PROBLEM STATEMENT
Search the listing for the word "JSON" and copy every line where it turns up.

◆ ◆ ◆

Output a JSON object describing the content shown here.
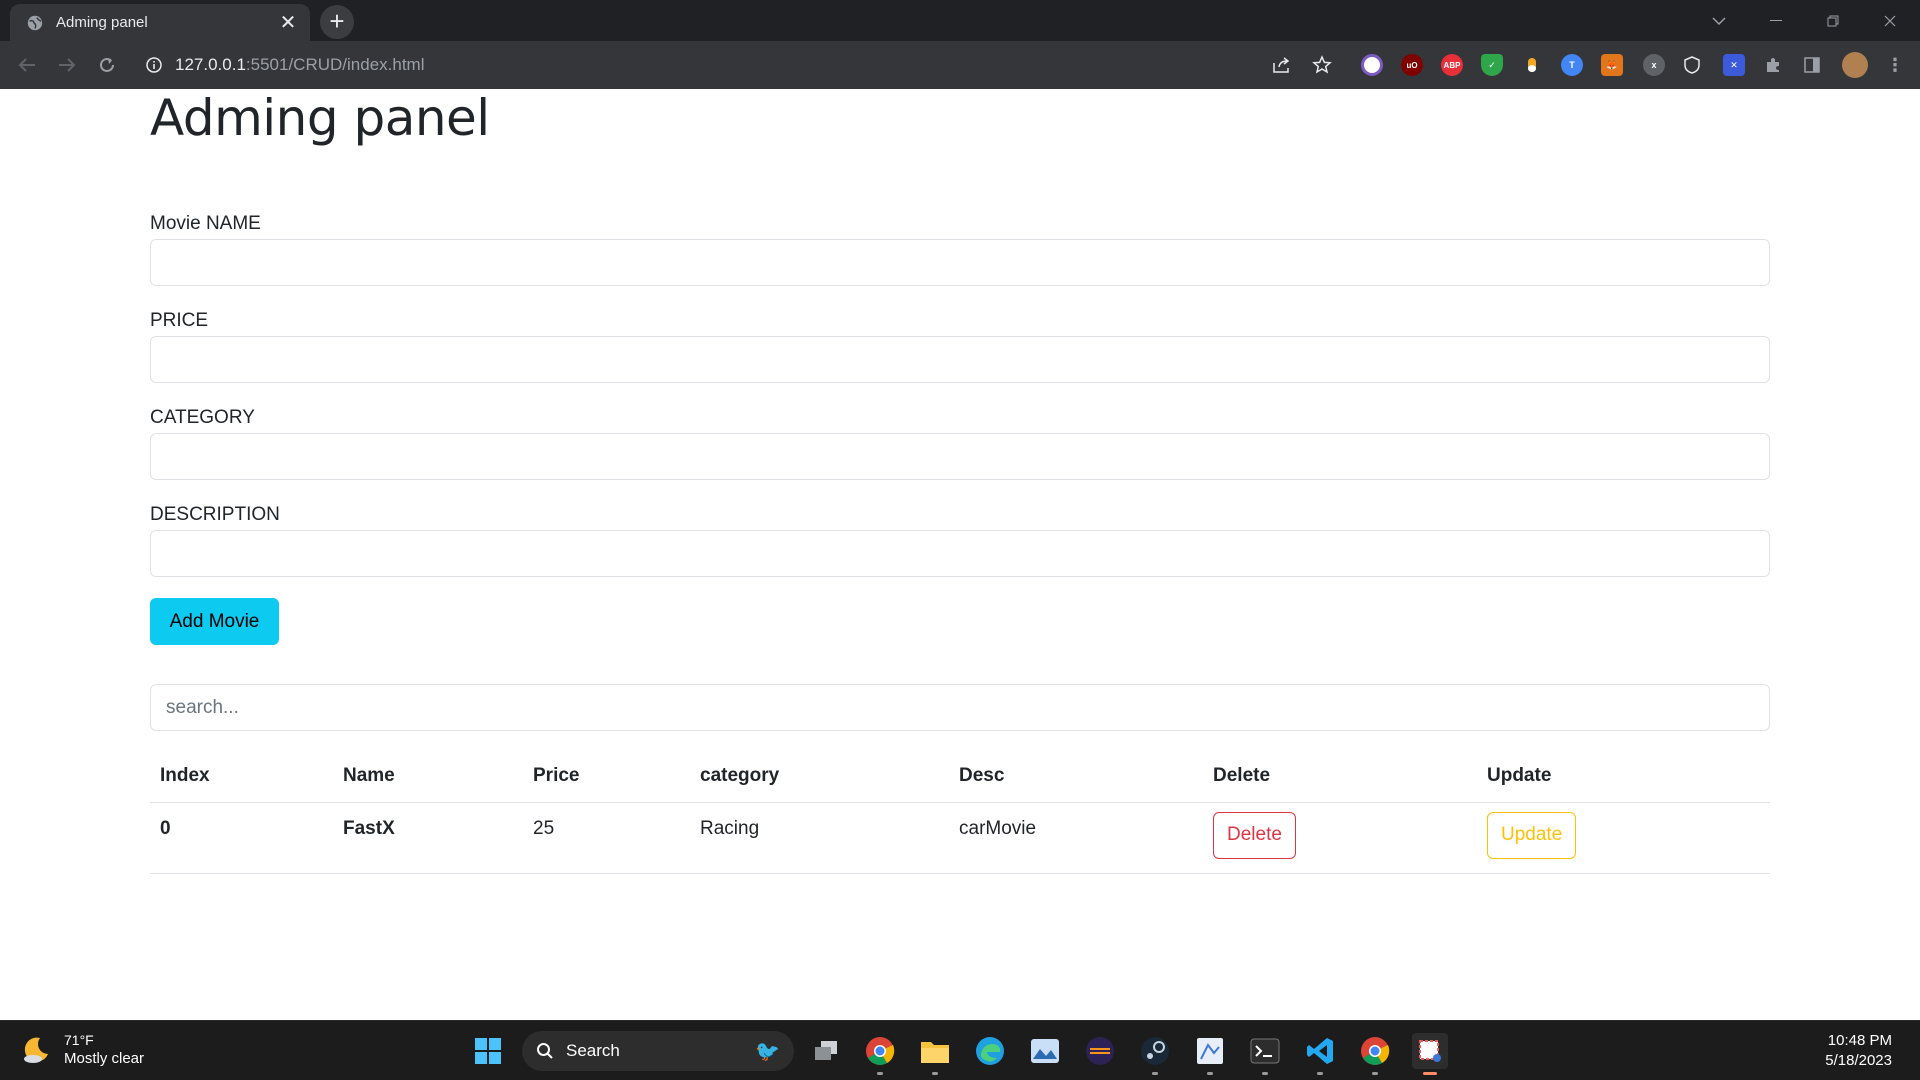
{
  "browser": {
    "tab_title": "Adming panel",
    "url_host": "127.0.0.1",
    "url_rest": ":5501/CRUD/index.html"
  },
  "page": {
    "title": "Adming panel",
    "fields": [
      {
        "label": "Movie NAME",
        "value": "",
        "placeholder": ""
      },
      {
        "label": "PRICE",
        "value": "",
        "placeholder": ""
      },
      {
        "label": "CATEGORY",
        "value": "",
        "placeholder": ""
      },
      {
        "label": "DESCRIPTION",
        "value": "",
        "placeholder": ""
      }
    ],
    "add_button": "Add Movie",
    "search": {
      "placeholder": "search...",
      "value": ""
    },
    "table": {
      "headers": [
        "Index",
        "Name",
        "Price",
        "category",
        "Desc",
        "Delete",
        "Update"
      ],
      "rows": [
        {
          "index": "0",
          "name": "FastX",
          "price": "25",
          "category": "Racing",
          "desc": "carMovie",
          "delete_label": "Delete",
          "update_label": "Update"
        }
      ]
    }
  },
  "taskbar": {
    "weather_temp": "71°F",
    "weather_cond": "Mostly clear",
    "search_label": "Search",
    "time": "10:48 PM",
    "date": "5/18/2023"
  },
  "colors": {
    "info": "#0dcaf0",
    "danger": "#dc3545",
    "warning": "#ffc107"
  }
}
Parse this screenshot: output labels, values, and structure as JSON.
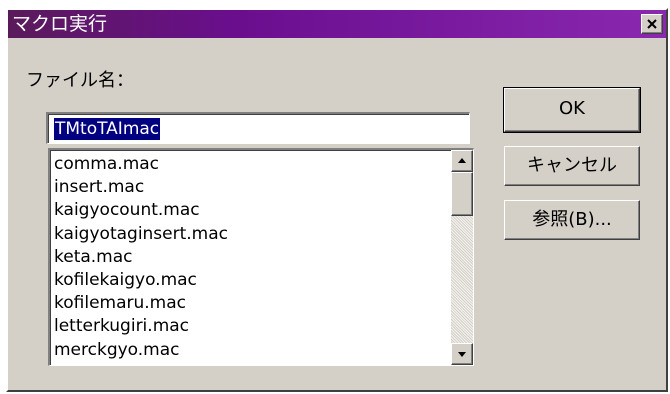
{
  "window": {
    "title": "マクロ実行",
    "close_icon": "close-icon"
  },
  "file_label": "ファイル名：",
  "filename_input": {
    "value": "TMtoTAImac"
  },
  "file_list": {
    "items": [
      "comma.mac",
      "insert.mac",
      "kaigyocount.mac",
      "kaigyotaginsert.mac",
      "keta.mac",
      "kofilekaigyo.mac",
      "kofilemaru.mac",
      "letterkugiri.mac",
      "merckgyo.mac"
    ]
  },
  "buttons": {
    "ok": "OK",
    "cancel": "キャンセル",
    "browse": "参照(B)..."
  },
  "colors": {
    "titlebar_start": "#5a1a5a",
    "titlebar_end": "#8a28b0",
    "selection": "#000080",
    "face": "#d4d0c8"
  }
}
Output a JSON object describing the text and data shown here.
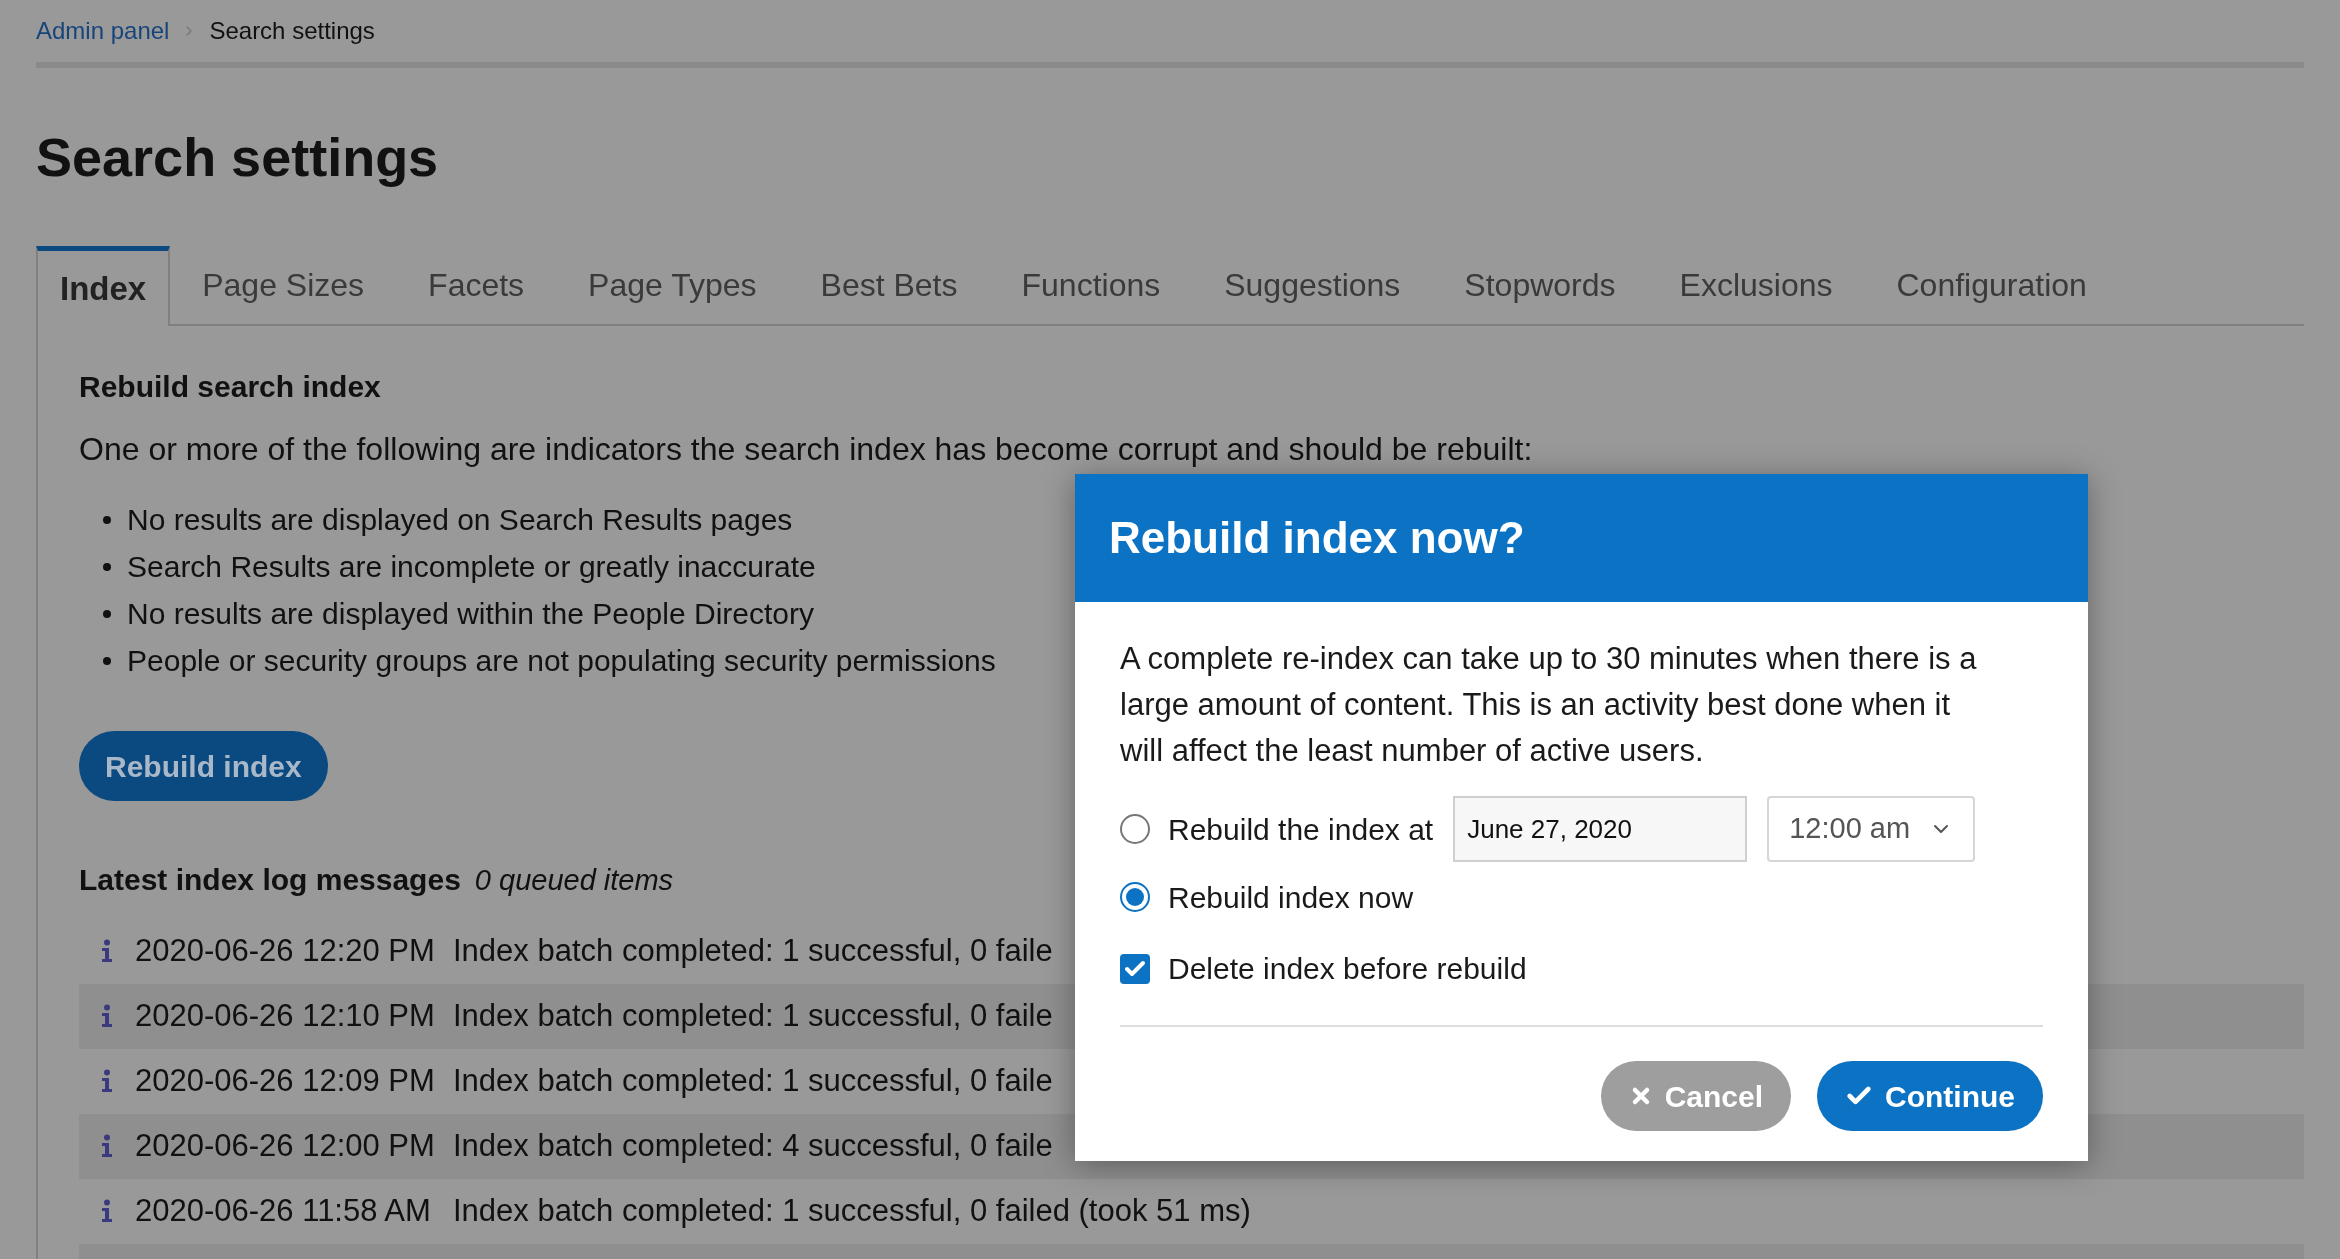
{
  "breadcrumb": [
    {
      "label": "Admin panel",
      "kind": "link"
    },
    {
      "label": "Search settings",
      "kind": "current"
    }
  ],
  "title": "Search settings",
  "tabs": [
    {
      "label": "Index",
      "selected": true
    },
    {
      "label": "Page Sizes",
      "selected": false
    },
    {
      "label": "Facets",
      "selected": false
    },
    {
      "label": "Page Types",
      "selected": false
    },
    {
      "label": "Best Bets",
      "selected": false
    },
    {
      "label": "Functions",
      "selected": false
    },
    {
      "label": "Suggestions",
      "selected": false
    },
    {
      "label": "Stopwords",
      "selected": false
    },
    {
      "label": "Exclusions",
      "selected": false
    },
    {
      "label": "Configuration",
      "selected": false
    }
  ],
  "rebuild": {
    "heading": "Rebuild search index",
    "intro": "One or more of the following are indicators the search index has become corrupt and should be rebuilt:",
    "bullets": [
      "No results are displayed on Search Results pages",
      "Search Results are incomplete or greatly inaccurate",
      "No results are displayed within the People Directory",
      "People or security groups are not populating security permissions"
    ],
    "button": "Rebuild index"
  },
  "log": {
    "heading": "Latest index log messages",
    "queued": "0 queued items",
    "rows": [
      {
        "time": "2020-06-26 12:20 PM",
        "message": "Index batch completed: 1 successful, 0 faile"
      },
      {
        "time": "2020-06-26 12:10 PM",
        "message": "Index batch completed: 1 successful, 0 faile"
      },
      {
        "time": "2020-06-26 12:09 PM",
        "message": "Index batch completed: 1 successful, 0 faile"
      },
      {
        "time": "2020-06-26 12:00 PM",
        "message": "Index batch completed: 4 successful, 0 faile"
      },
      {
        "time": "2020-06-26 11:58 AM",
        "message": "Index batch completed: 1 successful, 0 failed (took 51 ms)"
      }
    ]
  },
  "dialog": {
    "title": "Rebuild index now?",
    "text": "A complete re-index can take up to 30 minutes when there is a large amount of content. This is an activity best done when it will affect the least number of active users.",
    "options": [
      {
        "kind": "scheduled",
        "label": "Rebuild the index at",
        "selected": false,
        "date": "June 27, 2020",
        "time": "12:00 am"
      },
      {
        "kind": "now",
        "label": "Rebuild index now",
        "selected": true
      }
    ],
    "checkbox": {
      "label": "Delete index before rebuild",
      "checked": true
    },
    "buttons": [
      {
        "label": "Cancel",
        "kind": "secondary"
      },
      {
        "label": "Continue",
        "kind": "primary"
      }
    ]
  }
}
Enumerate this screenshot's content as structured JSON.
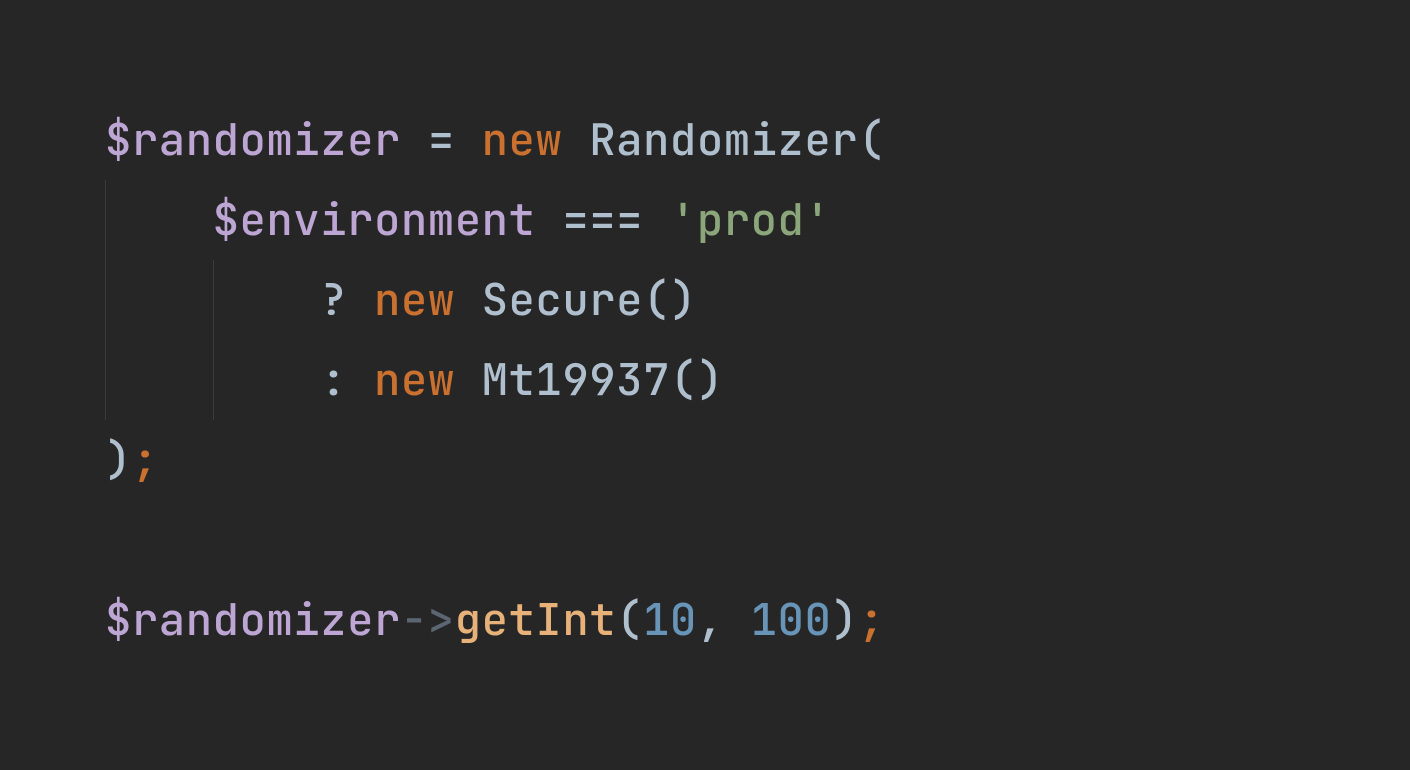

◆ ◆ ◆

RESULT OF THE TASK
Output a JSON object describing the content shown here.
Parse this screenshot: output labels, values, and structure as JSON.
Output a JSON object describing the text and data shown here.
Enumerate this screenshot's content as structured JSON.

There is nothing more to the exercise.